Guidelines for Abstracts - Science and Engineering
Abstracts vary in style and format by field and discipline. Please consult the following questions and categories as guidelines for your given field as you prepare your abstracts (Adapted from SCCUR guidelines).
- Hypothesis or Question: What problem are you trying to solve? What question are you pursuing? What hypothesis/idea are you testing?
- Rationale: Why is your problem/question/idea relevant or innovative? What is the broader scope and significance of your project?
- Methods: What methods did you employ or approach to resolve your problem/question or to test your hypothesis/idea? What was your experimental design and protocol? What was involved in the planning, design and implementation of the project? The methods may cover theoretical or empirical approaches in classical research, as well as procedures used in applied research and projects (e.g., innovative projects, case studies, service projects).
- Results: What did you find during the course of your scholarly work? Specifically, what new insight did you gain? What did you learn, create or discover that potentially advances your discipline?
- Conclusions: Were your results consistent or inconsistent with your original hypothesis? How do your results inform your original question? What are the broader implications of your findings, especially as they relate to your original hypothesis or your question? What weaknesses or limitations remain? What are the original, creative contributions of your work to your discipline and how will your work potentially advance your field of specialization?
Tips for All Fields:
- Make sure your abstract is understandable to a wide audience.
- Consult with your faculty mentor as to whether your abstracts should be written in the first or third person, and what is appropriate for your project.
- Take time to prepare your abstract.

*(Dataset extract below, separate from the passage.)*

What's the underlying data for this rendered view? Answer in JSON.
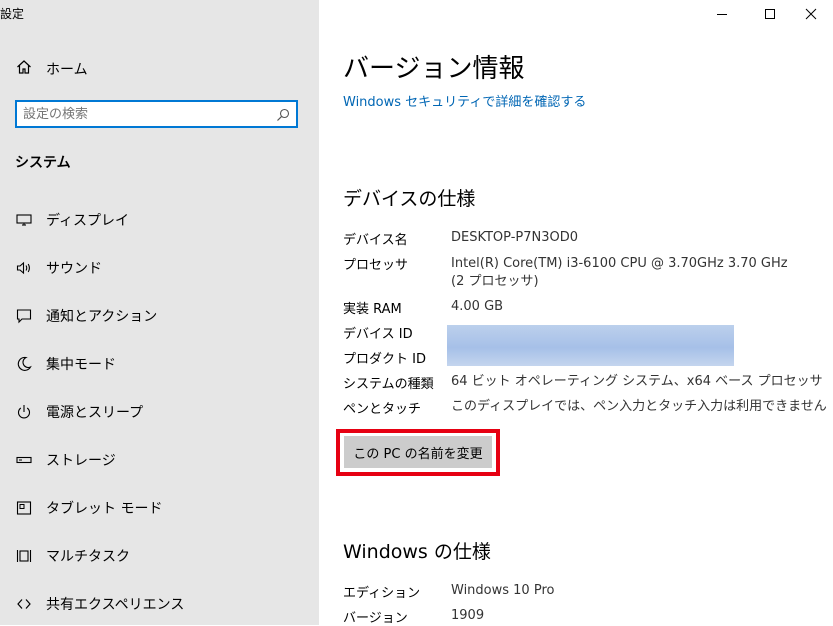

Write drafts and revise in order to capture your project precisely.
- Create a clear title that incorporates the keywords, key points and findings, and/or main ideas of your project.
- Review your abstract carefully before submission, checking for errors, typos, and clarity.
- Seek input from your faculty mentor and be sure to receive your mentor’s approval.